Thanks to its "self-correcting" system, the virus accumulated relatively few mutations at the beginning of the pandemic, as expected. However, the evolution of SARS-CoV-2 has accelerated considerably. Two factors contribute to this: on the one hand, uncontrolled transmission in the general population (the virus has replicated in billions of people in a relatively short time). On the other hand, chronic infections in immunocompromised patients have been shown to allow the virus to accumulate a large number of mutations in an environment of suboptimal immunity.

The evolution of SARS-CoV-2 is still unpredictable.

What is striking is that, so far, no new variant has originated from the previously dominant variant. In other words, Delta did not arise from Alpha, nor Omicron from Delta. By a phenomenon of evolutionary convergence, they share some mutations that are favourable to the virus, but they have all originated from versions of the original variant. In fact, Omicron is so radically different from the other variants that it is not clear how it could have circulated "under the radar" for so long. A prolonged infection in an immunocompromised patient is one possible explanation. But there is another possibility - the virus can infect other mammals (such as white-tailed deer), so it could have evolved in animal reservoirs before re-infecting humans. It is therefore impossible at this stage to predict what the next variant of concern will look like, whether it will be derived from omicron or whether it will be completely different.

Viruses do not necessarily evolve towards lower pathogenicity.

Contrary to popular belief, viruses do not always evolve to become less virulent. This depends on several things, including the way the virus replicates and is transmitted. SARS-CoV-2 is transmitted before a person becomes seriously ill, so a variant that kills more will not necessarily be at a disadvantage. Omicron is perhaps intrinsically a little less virulent than Delta, but it lower virulence is also due to the fact that we have by now a certain level of protective immunity.

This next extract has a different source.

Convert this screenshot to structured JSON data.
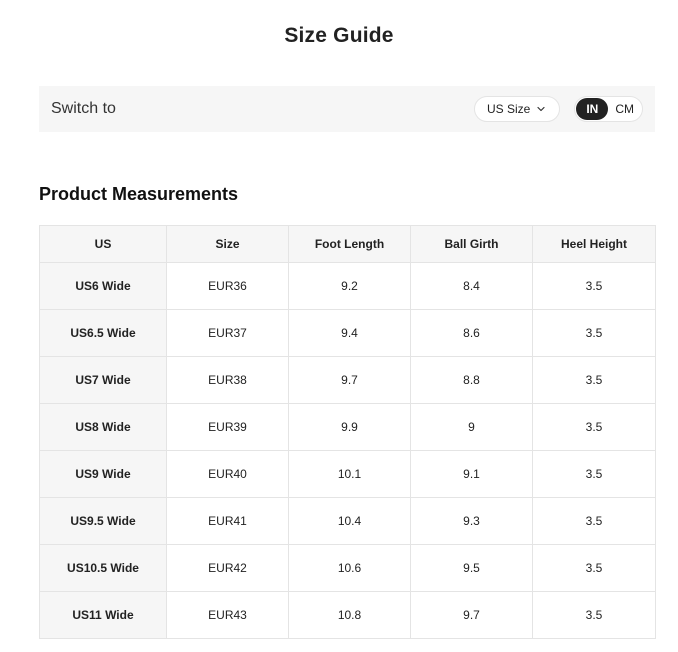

The one thing we can be sure of with respect to the evolution of the virus is that we need to continue to monitor it closely to identify possible variants, subvariants or recombinants of concern and act in time

The one thing we can be sure of with respect to the evolution of the virus is that we need to continue to monitor it closely to identify possible variants, subvariants or recombinants of concern and act in time. This means strengthening genomic surveillance systems in all countries, and not only in humans but also in animals susceptible to infection.